These are the 2 trolleybuses we are restoring
262 was one of a batch of trolleybuses that entered service in November 1949 & is unique in being the only Welsh built Trolleybus left in the world! A slight exaggeration perhaps but 262 has a BUT 9641T chassis with a body built by Bruce Coachworks of Cardiff on East Lancs frames. She is also one of four Bruce built buses left – the others being an ex-Eastbourne AEC Regent III in the care of the City of Portsmouth Preserved Passenger Depot (CPPD), a Bedwas & Machen AEC Regal and a Daimler (CVD6) new to Swansea Motor Services (SWAN).
As a double decker, 262 unlike 243, was not confined to one route & was used regularly all over the system when she ran the last trip on the route 8 between Victoria Park and the Royal Oak. After withdrawal at the end of April 1968 she was purchased for preservation by the Cardiff Trolleybus Society.
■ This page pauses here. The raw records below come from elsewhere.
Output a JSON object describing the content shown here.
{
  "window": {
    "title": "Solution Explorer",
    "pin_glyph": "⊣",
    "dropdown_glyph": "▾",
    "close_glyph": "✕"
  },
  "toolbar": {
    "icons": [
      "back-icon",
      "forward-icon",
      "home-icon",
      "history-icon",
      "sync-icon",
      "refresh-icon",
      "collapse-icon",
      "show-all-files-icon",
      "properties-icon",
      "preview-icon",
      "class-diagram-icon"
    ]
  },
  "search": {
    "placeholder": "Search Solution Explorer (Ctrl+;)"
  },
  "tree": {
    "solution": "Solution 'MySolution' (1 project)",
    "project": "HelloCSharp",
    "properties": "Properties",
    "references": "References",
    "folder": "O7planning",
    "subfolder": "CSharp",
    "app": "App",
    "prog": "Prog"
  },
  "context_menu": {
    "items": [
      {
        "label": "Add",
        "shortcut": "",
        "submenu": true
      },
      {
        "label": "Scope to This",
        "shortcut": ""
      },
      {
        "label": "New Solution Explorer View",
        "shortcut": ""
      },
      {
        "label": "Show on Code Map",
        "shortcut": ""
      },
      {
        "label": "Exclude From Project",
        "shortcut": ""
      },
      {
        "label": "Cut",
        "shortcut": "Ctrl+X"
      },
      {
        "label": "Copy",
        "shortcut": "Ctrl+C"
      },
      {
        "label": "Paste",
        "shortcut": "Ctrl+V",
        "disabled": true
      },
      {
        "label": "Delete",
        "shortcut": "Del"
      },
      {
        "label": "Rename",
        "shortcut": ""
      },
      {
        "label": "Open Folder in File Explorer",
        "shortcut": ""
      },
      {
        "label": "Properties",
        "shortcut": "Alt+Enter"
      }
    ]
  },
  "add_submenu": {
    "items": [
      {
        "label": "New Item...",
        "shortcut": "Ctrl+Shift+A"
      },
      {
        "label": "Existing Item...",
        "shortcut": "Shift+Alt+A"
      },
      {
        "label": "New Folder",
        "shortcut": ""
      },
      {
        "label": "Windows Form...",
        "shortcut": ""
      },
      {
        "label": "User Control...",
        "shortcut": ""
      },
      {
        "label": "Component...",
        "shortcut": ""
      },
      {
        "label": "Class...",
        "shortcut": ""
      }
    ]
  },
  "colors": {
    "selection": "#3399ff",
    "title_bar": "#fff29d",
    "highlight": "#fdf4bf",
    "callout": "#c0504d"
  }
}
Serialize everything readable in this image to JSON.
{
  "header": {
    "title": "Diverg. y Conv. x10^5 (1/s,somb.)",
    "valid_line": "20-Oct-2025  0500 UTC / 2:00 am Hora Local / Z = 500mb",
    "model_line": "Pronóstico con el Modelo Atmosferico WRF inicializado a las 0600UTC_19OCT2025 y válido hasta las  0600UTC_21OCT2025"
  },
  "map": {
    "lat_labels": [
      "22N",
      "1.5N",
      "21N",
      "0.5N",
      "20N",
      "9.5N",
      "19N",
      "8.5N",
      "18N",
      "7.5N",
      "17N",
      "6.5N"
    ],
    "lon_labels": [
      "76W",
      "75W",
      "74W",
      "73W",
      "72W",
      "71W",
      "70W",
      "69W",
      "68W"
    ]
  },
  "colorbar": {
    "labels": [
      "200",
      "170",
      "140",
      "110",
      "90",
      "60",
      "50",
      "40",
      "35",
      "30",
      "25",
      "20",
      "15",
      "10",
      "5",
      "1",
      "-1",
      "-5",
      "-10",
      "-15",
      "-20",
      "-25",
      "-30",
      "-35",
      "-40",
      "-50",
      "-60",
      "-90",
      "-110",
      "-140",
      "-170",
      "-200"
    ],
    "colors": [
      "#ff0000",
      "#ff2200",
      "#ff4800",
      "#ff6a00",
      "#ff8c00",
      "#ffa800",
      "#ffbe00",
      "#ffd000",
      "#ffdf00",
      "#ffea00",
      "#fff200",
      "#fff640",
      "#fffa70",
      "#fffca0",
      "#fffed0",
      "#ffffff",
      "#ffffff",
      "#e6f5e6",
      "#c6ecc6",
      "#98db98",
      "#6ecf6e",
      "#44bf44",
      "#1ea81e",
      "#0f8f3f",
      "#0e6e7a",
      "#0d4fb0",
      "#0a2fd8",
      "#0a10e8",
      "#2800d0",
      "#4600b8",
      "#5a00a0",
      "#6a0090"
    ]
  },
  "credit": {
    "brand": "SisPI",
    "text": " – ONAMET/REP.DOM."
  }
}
A restoration history of 262
Another special vehicle in our collection is 262, being designed to a special low height specification, was part of an order placed with East Lancs Coachbuilders in the late 1940’s for fifty vehicles. Due to excessive workload half the order was assigned to a Cardiff company Bruce Coachworks, one of which was 262. This has led to some unique facts which makes 262 special. As Bruce Coachworks only built these trolleybuses they are classed as “Welsh” trolleybuses, and as 262 is the only surviving vehicle it can rightly claim to be the only Bruce bodied trolleybus in the world.
It survived in service until 1968 when it was purchased by our predecessors, the Cardiff Trolleybus Society who ran it until the system closed on January 11th 1970, being the last trolleybus into Newport Road depot and so the last trolleybus to operate in the Principality. It then led a chequered life as trolleybus restoration hadn’t commenced and with no options it passed to another group before entering the local bus scrap yard of Bill Way. Within twelve months an enthusiast from Sussex purchased it and after a nomadic existence 262 relocated to Sandtoft near Doncaster where limited restoration ensued for a number of years.
With the formation of the project and local accommodation, the owner sold 262 for a statutory £1 in 1995, it was then moved first to Barry in the Vale of Glamorgan but with restrictions on restoration, a local farm to the East of its home city was located in late 2001, whence the projects collection was moved and since then 262’s fortunes have improved, but there are still many more “fascinating hours” of restoration work to which viewing can be arranged.
243’s story really beings in 1947 when Cardiff Corporation purchased seven ex 1930 English Electric single deckers from Pontypridd UDC, the reason for the purchase was the bridge under the Great Western Main line at Bute Street, the height of which precluded the use of anything but single deckers on the No 16 route from Mill Lane (Monument) to Pierhead just over 1 mile in length. Owing to their ponderous nature & the distinctive whine from their motors the English electric machines were soon nickanmed “Doodlebugs” – a name which stuck to their successors, of which 243 was one.
The Pontypridd buses were replaced in 1949 by 5 BUT 9641Ts with East Lancs Single Deck bodies, this early batch had twin entranced as per the Double deckers built at the same time. 243 entered service in May 1955, her chassis was the last one of a batch built for the new routes to Ely (see 262 for nore details) but unlike the previous 5 single deckers was built with a single rear entrance only. As a single Decker designed for the No 16 route (Later to be renumbered the 14) 243 spent her entire working life on this short (less than a mile) route taking the residents of Tiger Bay to work on the docks as well as into town. In fact she only has a useful working life of 9 years as she was withdrawn on the abandonment of route No 14 in January 1964.